As a subject matter expert in military retention, Mr. Simmons is no stranger to the challenges of recruiting and retaining military personnel. Noting the shortfalls in manpower that have caused the military to slip below its statutory end strength goals, Mr. Simmons said, “The leadership, while bemoaning the lack of qualified applicants, has successfully alienated half the population through their own policies.”
“Unfortunately, the military is consumed with adopting the latest politically expedient fad instead of focusing on winning wars,” Mr. Simmons said. “Veterans know this and do not want their children exposed to this.”
Mr. Simmons is the father of two boys. Whether he would encourage them to join today’s military is a “hard question.”
“It flies in the face of our family’s tradition,” he said. “But we did not break faith, the military broke faith with us. I could not in good conscience encourage them to serve in the military and have any confidence that they would be in good hands.”
Mr. Simmons fears that the decisions of parents like him to discourage their children from serving will harm future recruiting and retention efforts of the military.
This phenomenon should be “a national discussion,” he said, and political and military leadership should “realize the reckless game they’re playing” with the country’s national defense.
“They must take steps to restore faith in our military,” he said. “Whatever the cost, it will be far less than the price we will pay in attrition over the next three generations as a result of the poor decision-making over the last three years.”
Change in Values
Retired Coast Guard Vice Adm. William “Dean” Lee, who spent nearly 36 years on active duty with the branch, shared some of Mr. Simmons’s concerns. In 2016, Mr. Lee retired from service with his final assignment as Coast Guard Atlantic Area commander.
“Joining the service was the best decision I ever made,” he told The Epoch Times. “I loved my job, I loved the mission, and I loved the people with whom I served.” However, according to him, “much has changed.”
Mr. Lee joined the Coast Guard at a time when the country “held fast to Judeo-Christian values.” But by the time he retired, “adherence to those same values were being scrutinized as old-fashioned, bigoted, or even hateful,” he said.

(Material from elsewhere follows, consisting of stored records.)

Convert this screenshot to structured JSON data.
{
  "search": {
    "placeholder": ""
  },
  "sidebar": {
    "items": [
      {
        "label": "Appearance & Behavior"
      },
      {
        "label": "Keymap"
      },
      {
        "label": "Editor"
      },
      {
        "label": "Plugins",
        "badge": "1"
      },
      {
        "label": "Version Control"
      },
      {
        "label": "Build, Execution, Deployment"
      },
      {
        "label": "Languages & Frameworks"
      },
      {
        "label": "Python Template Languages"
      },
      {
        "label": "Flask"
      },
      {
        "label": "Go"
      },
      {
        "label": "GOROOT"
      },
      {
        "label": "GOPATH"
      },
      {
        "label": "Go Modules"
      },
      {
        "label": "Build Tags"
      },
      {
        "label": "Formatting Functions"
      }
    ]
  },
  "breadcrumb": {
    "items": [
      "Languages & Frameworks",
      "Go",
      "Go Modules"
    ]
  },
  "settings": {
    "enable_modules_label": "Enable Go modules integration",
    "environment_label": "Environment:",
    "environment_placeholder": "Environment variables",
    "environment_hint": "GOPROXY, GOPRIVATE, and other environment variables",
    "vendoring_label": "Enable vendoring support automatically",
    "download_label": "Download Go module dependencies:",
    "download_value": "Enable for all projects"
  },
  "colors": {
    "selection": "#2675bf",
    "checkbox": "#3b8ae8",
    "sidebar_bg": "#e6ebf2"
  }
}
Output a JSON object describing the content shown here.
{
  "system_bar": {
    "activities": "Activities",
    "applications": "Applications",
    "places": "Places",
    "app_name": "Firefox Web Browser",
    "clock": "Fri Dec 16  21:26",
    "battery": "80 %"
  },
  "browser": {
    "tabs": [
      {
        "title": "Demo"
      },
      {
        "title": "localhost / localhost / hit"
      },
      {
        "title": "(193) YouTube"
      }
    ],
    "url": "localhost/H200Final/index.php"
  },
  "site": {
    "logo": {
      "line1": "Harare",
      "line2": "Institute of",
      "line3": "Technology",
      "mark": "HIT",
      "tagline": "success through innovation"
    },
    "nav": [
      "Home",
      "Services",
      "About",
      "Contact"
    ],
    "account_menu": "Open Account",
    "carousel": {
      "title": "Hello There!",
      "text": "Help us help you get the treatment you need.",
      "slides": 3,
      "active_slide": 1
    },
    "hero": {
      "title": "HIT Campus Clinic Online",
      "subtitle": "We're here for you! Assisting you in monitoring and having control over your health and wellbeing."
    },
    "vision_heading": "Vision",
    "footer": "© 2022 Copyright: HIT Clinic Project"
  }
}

“Traditional Biblical values have been usurped by a small crowd of exceptionally loud voices who—like it or not—have successfully forced the U.S. military to bend a knee in submission to ideologies which are not just divisive, but in some cases, outright immoral,” Mr. Lee said. He referred to the infiltration of the LGBT and DEI agenda into all branches of the armed forces.
According to him, “They have ostensibly created a new state religion, and woe to the man or woman who doesn’t bow at its multi-colored alter.”

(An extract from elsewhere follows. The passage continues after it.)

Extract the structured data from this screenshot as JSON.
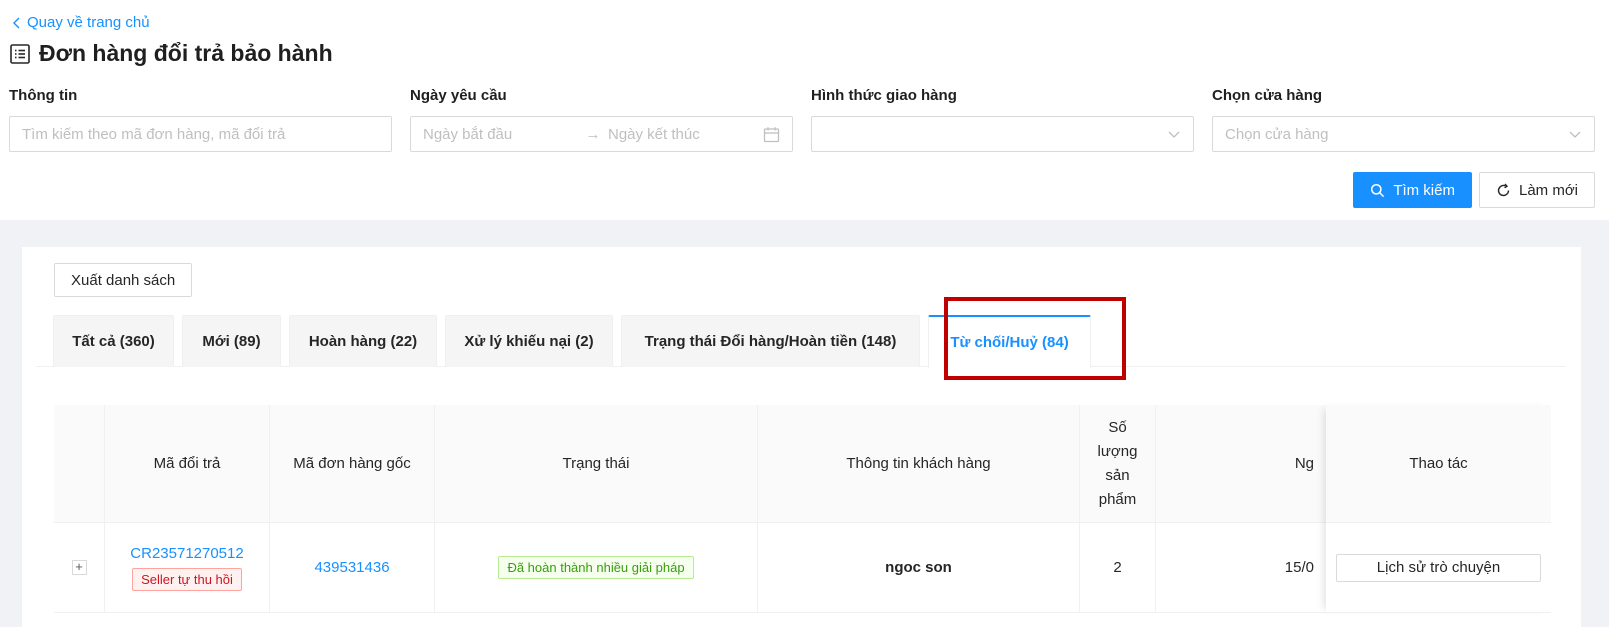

Despite his objection to the changing culture of the military, Mr. Lee said, “I would still encourage people to serve, for our national security unquestionably depends on it.”
According to Gallup polls, the military has long been the most trusted institution in America—and Mr. Lee is proud to have been a part of that. “Events of the last two years, however, are causing that trust to erode with the American public,” he said. “As a result of these shifting values, many veterans have stopped encouraging young men and women to serve.”

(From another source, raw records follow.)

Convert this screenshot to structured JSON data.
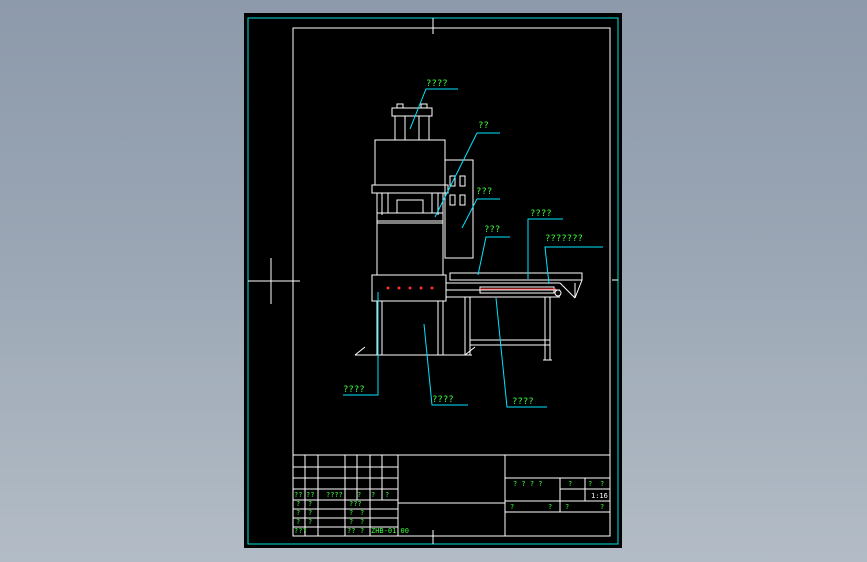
{
  "drawing": {
    "colors": {
      "viewport_bg": "#8d9aab",
      "sheet_bg": "#000000",
      "frame_line": "#ffffff",
      "outer_line": "#00e0e0",
      "leader_line": "#00e5ff",
      "callout_text": "#39ff39",
      "indicator": "#ff3030"
    },
    "callouts": [
      {
        "id": "cylinder",
        "text": "????"
      },
      {
        "id": "top-beam",
        "text": "??"
      },
      {
        "id": "control-box",
        "text": "???"
      },
      {
        "id": "guide",
        "text": "???"
      },
      {
        "id": "conveyor-top",
        "text": "????"
      },
      {
        "id": "conveyor-belt",
        "text": "???????"
      },
      {
        "id": "base-left",
        "text": "????"
      },
      {
        "id": "frame-bottom",
        "text": "????"
      },
      {
        "id": "conveyor-frame",
        "text": "????"
      }
    ],
    "title_block": {
      "left_rows": [
        {
          "cells": [
            "??",
            "??",
            "????",
            "?",
            "?",
            "?"
          ]
        },
        {
          "cells": [
            "?",
            "?",
            "",
            "???",
            "",
            ""
          ]
        },
        {
          "cells": [
            "?",
            "?",
            "",
            "?",
            "?",
            ""
          ]
        },
        {
          "cells": [
            "?",
            "?",
            "",
            "?",
            "?",
            ""
          ]
        },
        {
          "cells": [
            "???",
            "",
            "",
            "??",
            "?",
            ""
          ]
        }
      ],
      "drawing_no": "ZHB-01.00",
      "right": {
        "row1": [
          "? ? ? ?",
          "?",
          "?",
          "?"
        ],
        "scale": "1:16",
        "row3": [
          "?",
          "?",
          "?",
          "?"
        ]
      }
    }
  }
}
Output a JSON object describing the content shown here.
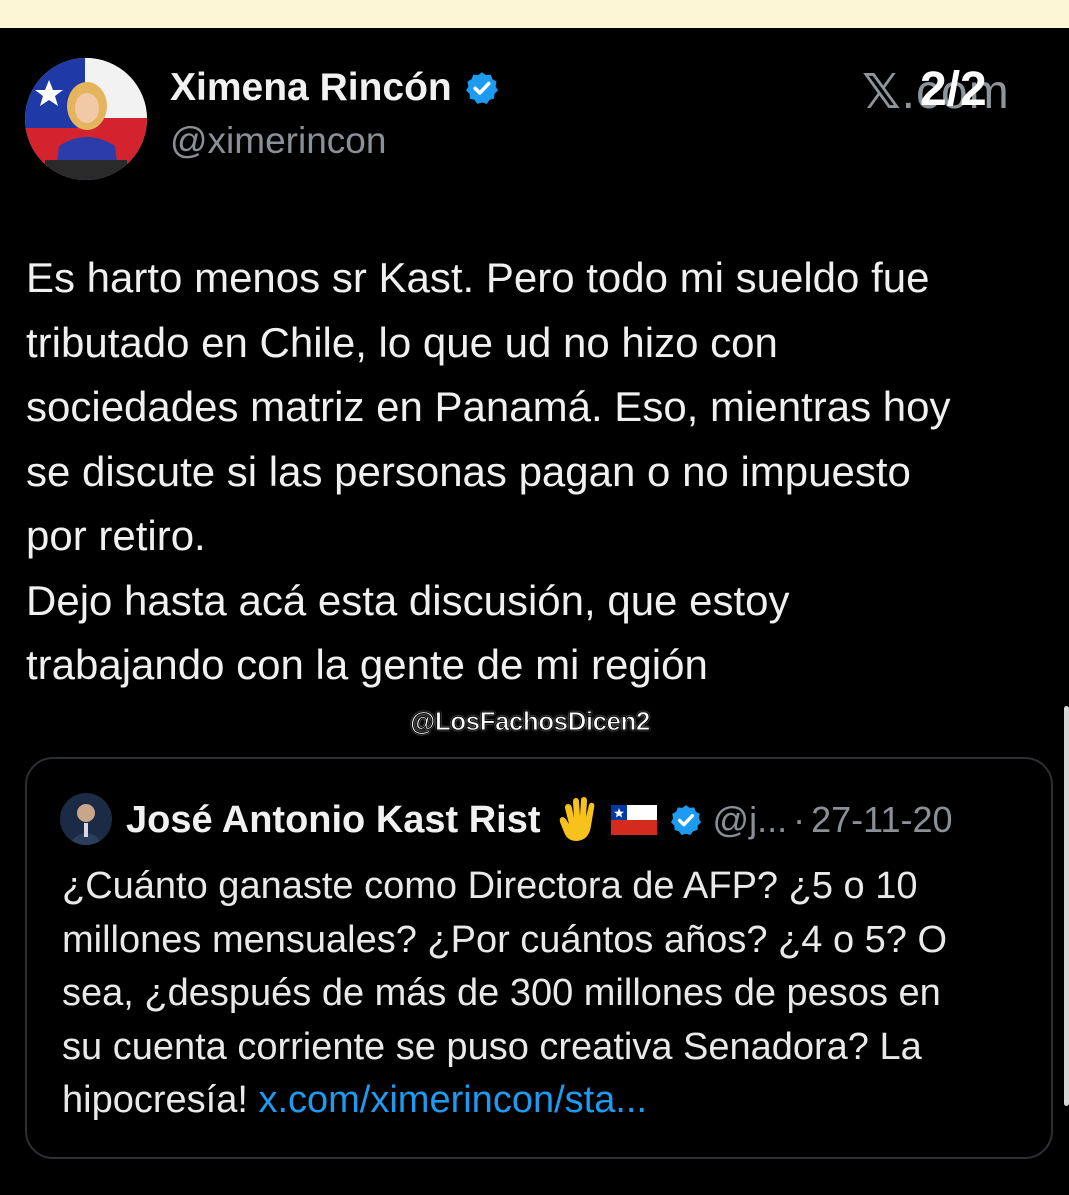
{
  "main_tweet": {
    "author_name": "Ximena Rincón",
    "author_handle": "@ximerincon",
    "text_lines": [
      "Es harto menos sr Kast. Pero todo mi  sueldo fue",
      "tributado en Chile, lo que ud no hizo con",
      "sociedades matriz en Panamá. Eso, mientras hoy",
      "se discute si las personas pagan o no impuesto",
      "por retiro.",
      "Dejo hasta acá esta discusión, que estoy",
      "trabajando con la gente de mi región"
    ]
  },
  "watermark": {
    "x_logo": "𝕏",
    "x_suffix": ".com",
    "page_counter": "2/2",
    "credit": "@LosFachosDicen2"
  },
  "quoted_tweet": {
    "author_name": "José Antonio Kast Rist",
    "emoji_icons": [
      "raised-hand-icon",
      "chile-flag-icon"
    ],
    "handle": "@j...",
    "separator": "·",
    "date": "27-11-20",
    "text_lines": [
      "¿Cuánto ganaste como Directora de AFP? ¿5 o 10",
      "millones mensuales? ¿Por cuántos años? ¿4 o 5? O",
      "sea, ¿después de más de 300 millones de pesos en",
      "su cuenta corriente se puso creativa Senadora? La"
    ],
    "last_line_text": "hipocresía! ",
    "link": "x.com/ximerincon/sta..."
  },
  "colors": {
    "background": "#000000",
    "top_strip": "#fcf6d6",
    "verified_badge": "#1d9bf0",
    "link": "#1d9bf0",
    "muted_text": "#8b9096"
  }
}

Although Mr. Lee wholeheartedly agrees with their rationale, he has a different outlook on the matter. “We cannot, and should not, dissuade good people from serving just because we disagree with the current cultural direction; rather we need to encourage them to serve, for our national security is at stake,” he said.
“Those of us no longer in uniform can only pray that the best, brightest of our youth will sign up, become senior leaders, and turn the ship around before it crashes into the shoal and sinks, rendering us yet one more failed empire lost on the scrap heap of history.”